Given the current situation in Haiti, many engineers or people making use of engineers may find the following very brief report worth a glance, a skim, or even a read: Engineering, Social Justice, and Sustainable Community Development: Summary of a Workshop. Some presenters for the workshop were engineers discussing their work in locations following crises. (Note that the online version is a prepublication copy.)
At a glance, a major theme seemed to be that young engineers working in crises will find that they may be quickly taken out of their area of expertise and working with low-quality information in a fast-past environment. On the topic of planning projects that are sustainable and ethical, presenters emphasized the need to work with local knowledge and address local populations’ concerns; the skills for doing this, it was noted, are not something that many engineering education programs may not emphasize.
From the description:
Engineering, Social Justice, and Sustainable Community Development is the first in a series of biennial workshops on the theme of engineering ethics and engineering leadership. This workshop addresses conflicting positive goals for engineering projects in impoverished areas and areas in crisis. These conflicts arise domestically as well as in international arenas. The goals of project sponsors and participants, which are often implicit, include protecting human welfare, ensuring social justice, and striving for environmental sustainability alongside the more often explicit goal of economic development or progress.
The workshop, summarized in this volume, discussed how to achieve the following:
- Improve research in engineering ethics.

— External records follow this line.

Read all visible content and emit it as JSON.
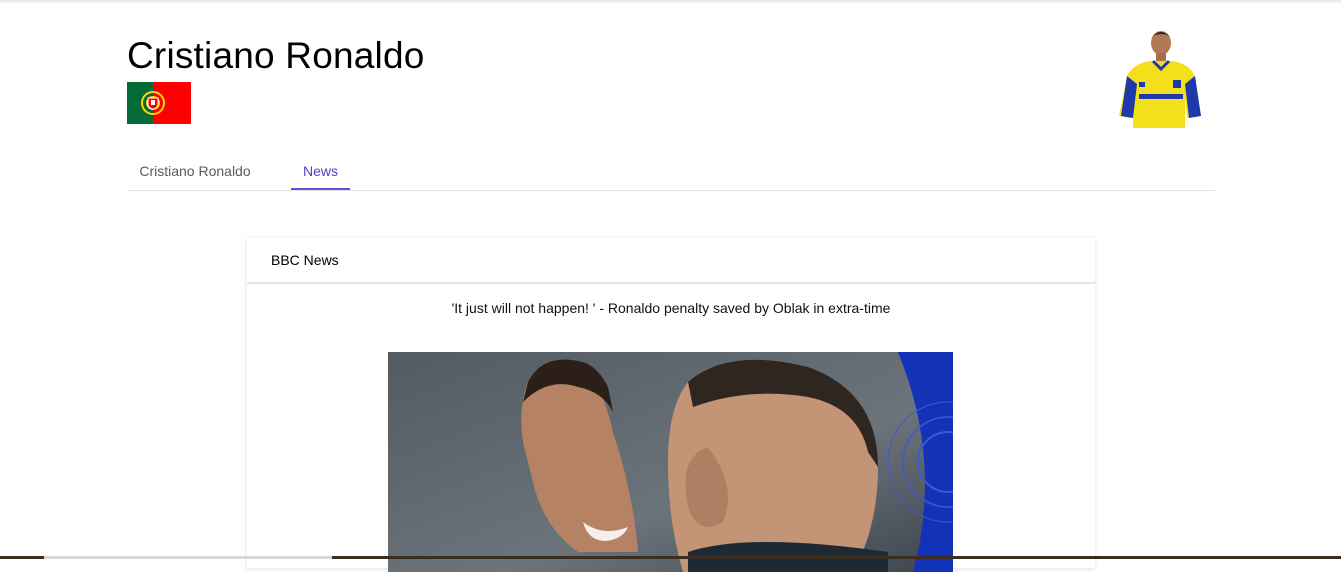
{
  "header": {
    "player_name": "Cristiano Ronaldo",
    "flag_icon": "portugal-flag-icon",
    "flag_colors": {
      "green": "#046a38",
      "red": "#ff0000",
      "yellow": "#ffd700"
    },
    "photo_icon": "player-photo"
  },
  "tabs": [
    {
      "label": "Cristiano Ronaldo",
      "active": false
    },
    {
      "label": "News",
      "active": true
    }
  ],
  "accent_color": "#5b4fd6",
  "news": {
    "source": "BBC News",
    "article_title": "'It just will not happen! ' - Ronaldo penalty saved by Oblak in extra-time",
    "image_icon": "article-photo"
  }
}
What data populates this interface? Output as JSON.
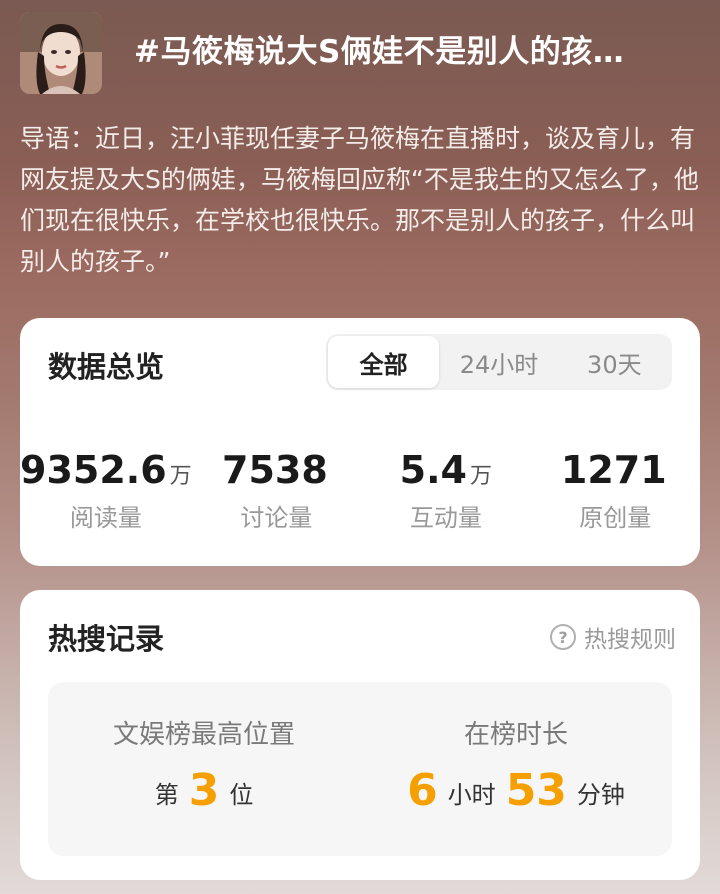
{
  "header": {
    "topic_title": "#马筱梅说大S俩娃不是别人的孩…"
  },
  "intro": "导语：近日，汪小菲现任妻子马筱梅在直播时，谈及育儿，有网友提及大S的俩娃，马筱梅回应称“不是我生的又怎么了，他们现在很快乐，在学校也很快乐。那不是别人的孩子，什么叫别人的孩子。”",
  "overview": {
    "title": "数据总览",
    "tabs": [
      {
        "label": "全部",
        "active": true
      },
      {
        "label": "24小时",
        "active": false
      },
      {
        "label": "30天",
        "active": false
      }
    ],
    "stats": [
      {
        "value": "9352.6",
        "unit": "万",
        "label": "阅读量"
      },
      {
        "value": "7538",
        "unit": "",
        "label": "讨论量"
      },
      {
        "value": "5.4",
        "unit": "万",
        "label": "互动量"
      },
      {
        "value": "1271",
        "unit": "",
        "label": "原创量"
      }
    ]
  },
  "hot": {
    "title": "热搜记录",
    "rules_label": "热搜规则",
    "rules_icon": "help-circle-icon",
    "rank": {
      "label": "文娱榜最高位置",
      "prefix": "第",
      "value": "3",
      "suffix": "位"
    },
    "duration": {
      "label": "在榜时长",
      "hours": "6",
      "hours_unit": "小时",
      "minutes": "53",
      "minutes_unit": "分钟"
    }
  },
  "colors": {
    "accent": "#f5a000",
    "title": "#ffffff"
  }
}
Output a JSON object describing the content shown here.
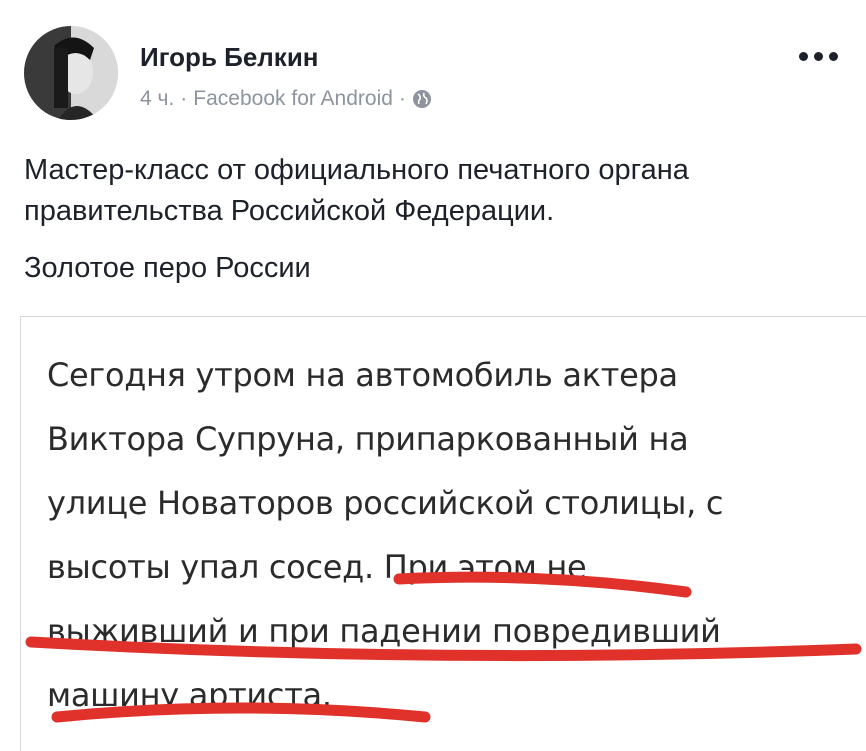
{
  "post": {
    "author": "Игорь Белкин",
    "time": "4 ч.",
    "separator": "·",
    "source": "Facebook for Android",
    "privacy_icon": "globe-icon",
    "more_icon": "ellipsis-icon",
    "text_line1": "Мастер-класс от официального печатного органа",
    "text_line2": "правительства Российской Федерации.",
    "text_signature": "Золотое перо России"
  },
  "image_card": {
    "lines": [
      "Сегодня утром на автомобиль актера",
      "Виктора Супруна, припаркованный на",
      "улице Новаторов российской столицы, с",
      "высоты упал сосед. При этом не",
      "выживший и при падении повредивший",
      "машину артиста."
    ],
    "underline_color": "#e0312b"
  }
}
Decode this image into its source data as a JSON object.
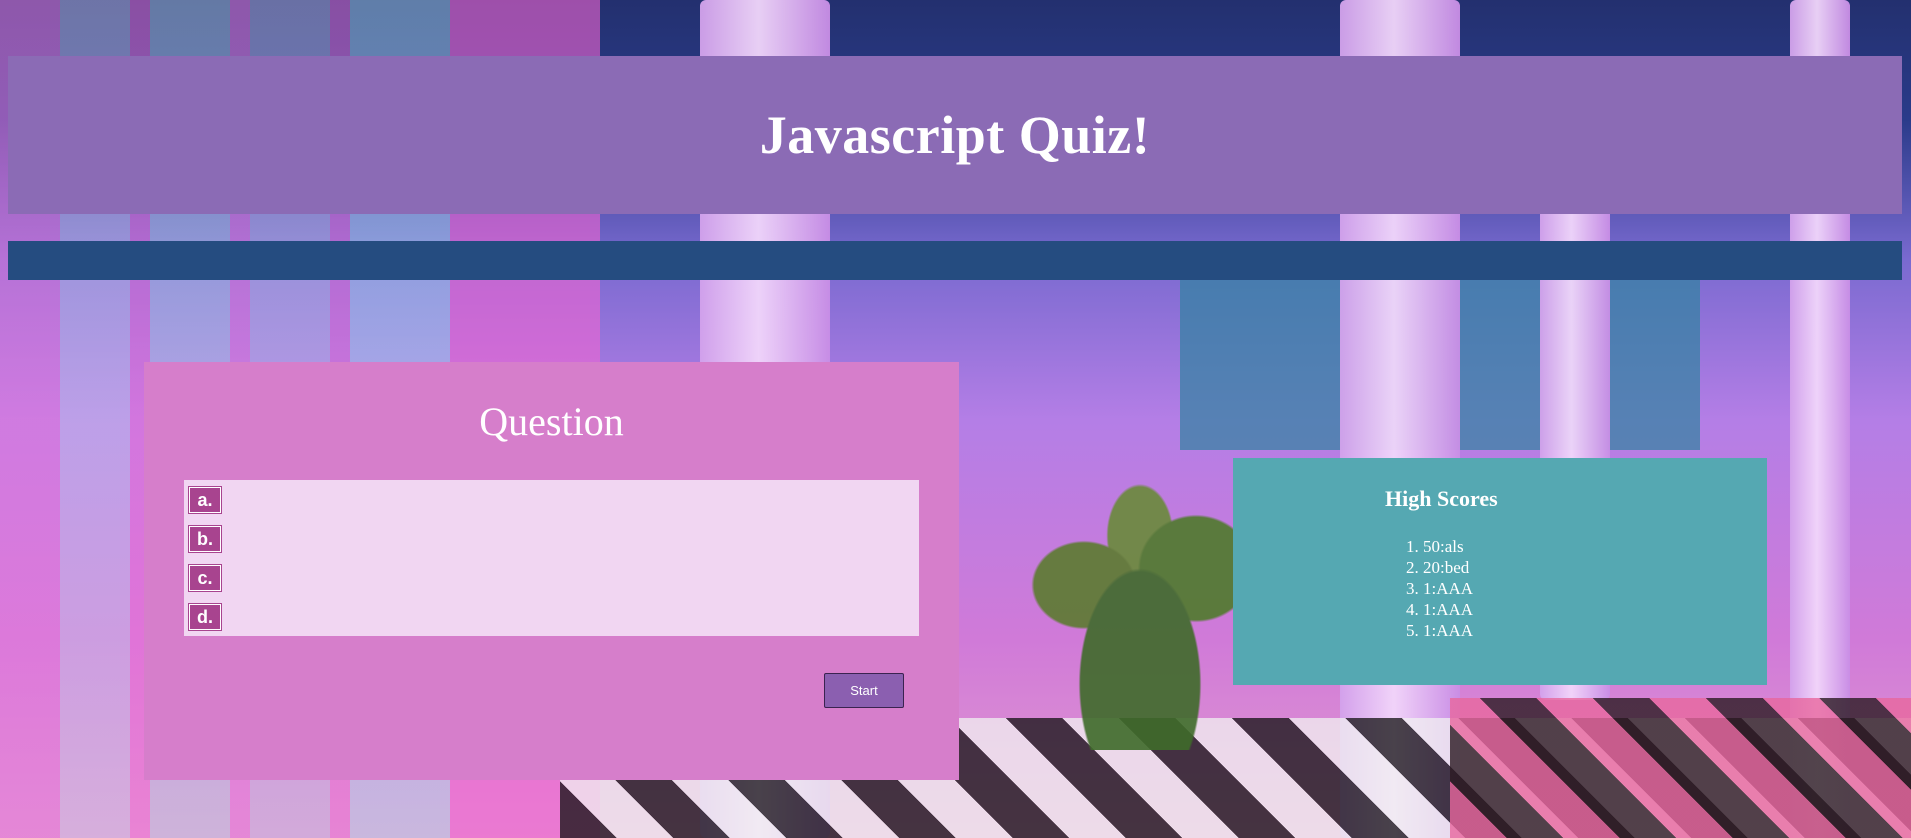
{
  "header": {
    "title": "Javascript Quiz!"
  },
  "quiz": {
    "question": "Question",
    "answers": [
      {
        "label": "a.",
        "text": ""
      },
      {
        "label": "b.",
        "text": ""
      },
      {
        "label": "c.",
        "text": ""
      },
      {
        "label": "d.",
        "text": ""
      }
    ],
    "start_label": "Start"
  },
  "high_scores": {
    "title": "High Scores",
    "entries": [
      "50:als",
      "20:bed",
      "1:AAA",
      "1:AAA",
      "1:AAA"
    ]
  },
  "colors": {
    "header_bg": "#8b6bb5",
    "subbar_bg": "#254c80",
    "quiz_bg": "#d67ecb",
    "answers_bg": "#f1d6f2",
    "choice_label_bg": "#a8448f",
    "start_button_bg": "#8b5fb0",
    "scores_bg": "#55a8b2"
  }
}
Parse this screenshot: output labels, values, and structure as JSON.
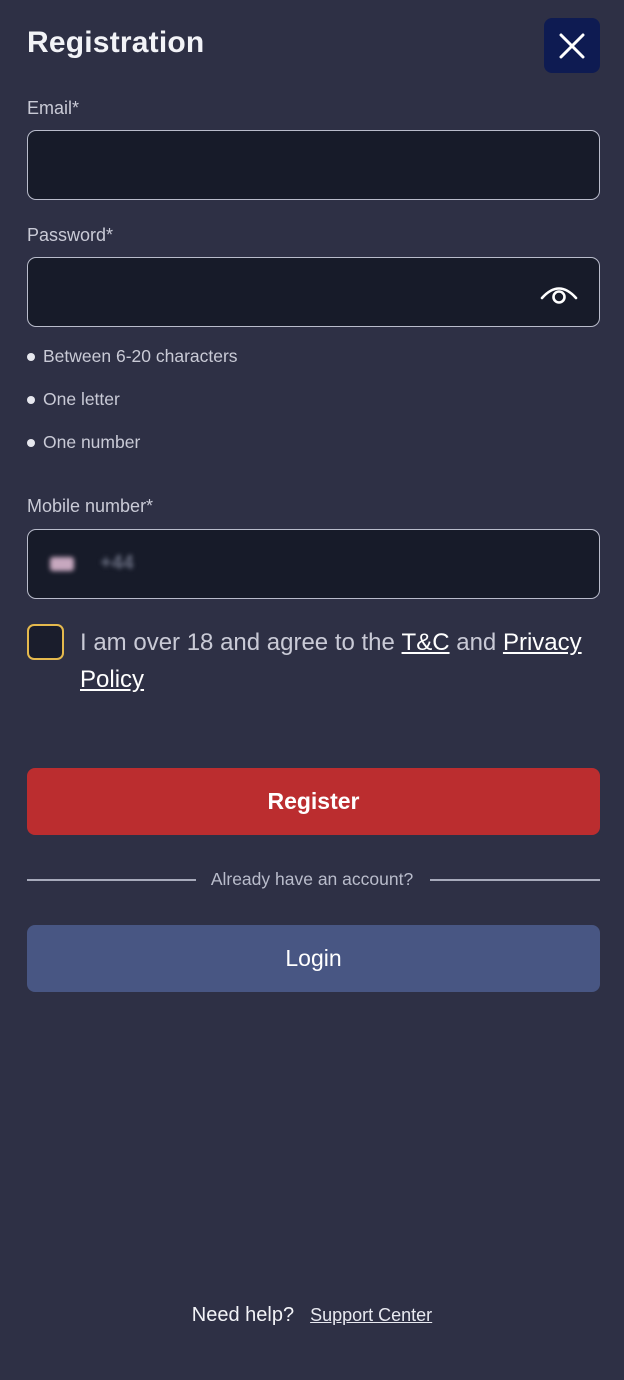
{
  "header": {
    "title": "Registration",
    "close_icon": "close-icon"
  },
  "email": {
    "label": "Email*",
    "value": "",
    "placeholder": ""
  },
  "password": {
    "label": "Password*",
    "value": "",
    "placeholder": "",
    "toggle_icon": "eye-icon",
    "requirements": [
      "Between 6-20 characters",
      "One letter",
      "One number"
    ]
  },
  "mobile": {
    "label": "Mobile number*",
    "country_code": "+44",
    "value": ""
  },
  "agreement": {
    "text_before": "I am over 18 and agree to the ",
    "tc_link": "T&C",
    "text_middle": " and ",
    "privacy_link": "Privacy Policy",
    "checked": false
  },
  "actions": {
    "register_label": "Register",
    "divider_text": "Already have an account?",
    "login_label": "Login"
  },
  "footer": {
    "help_text": "Need help?",
    "support_link": "Support Center"
  },
  "colors": {
    "background": "#2e3045",
    "register": "#bb2d2f",
    "login": "#485683",
    "close_button": "#0e1b52",
    "checkbox_border": "#e5b94d"
  }
}
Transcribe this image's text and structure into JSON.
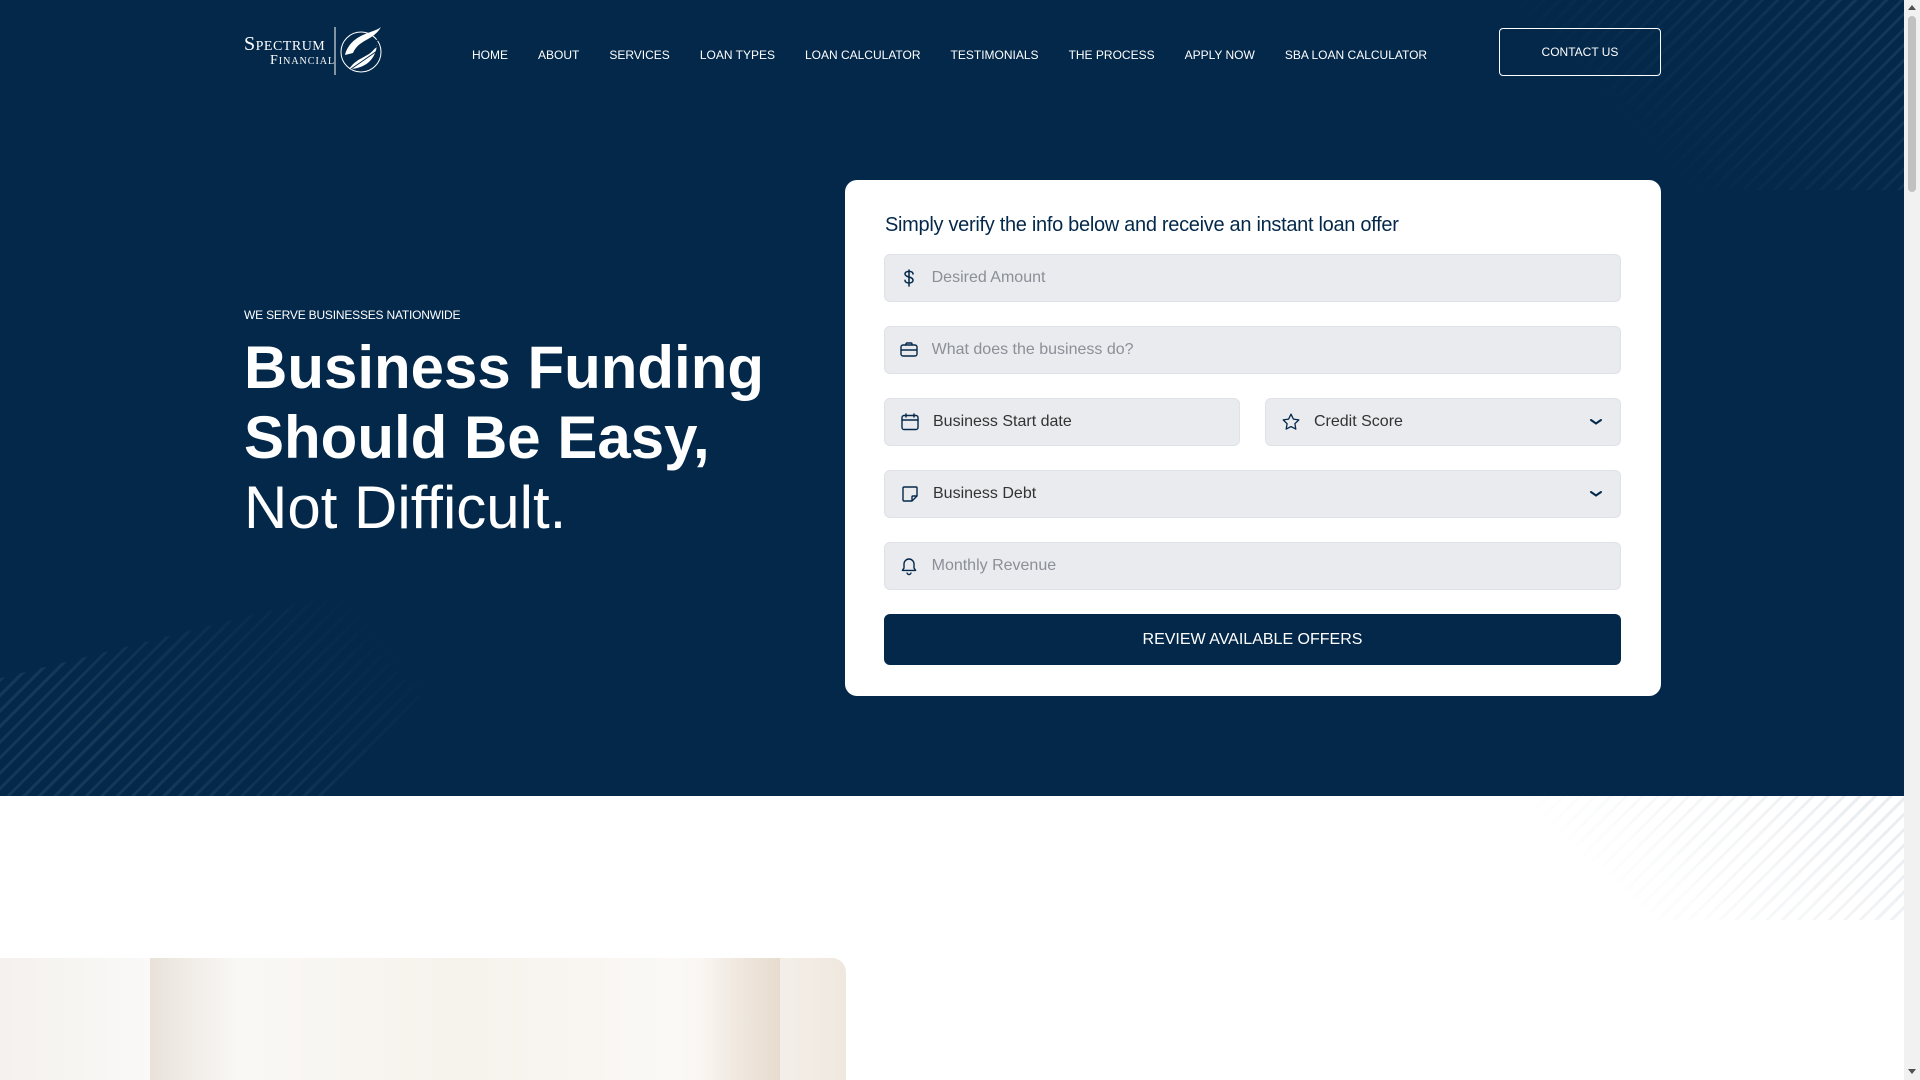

- Improve engineering practice in situations of crisis and conflict.
- Improve engineering education in ethics and social issues.
- Involve professional societies in these efforts.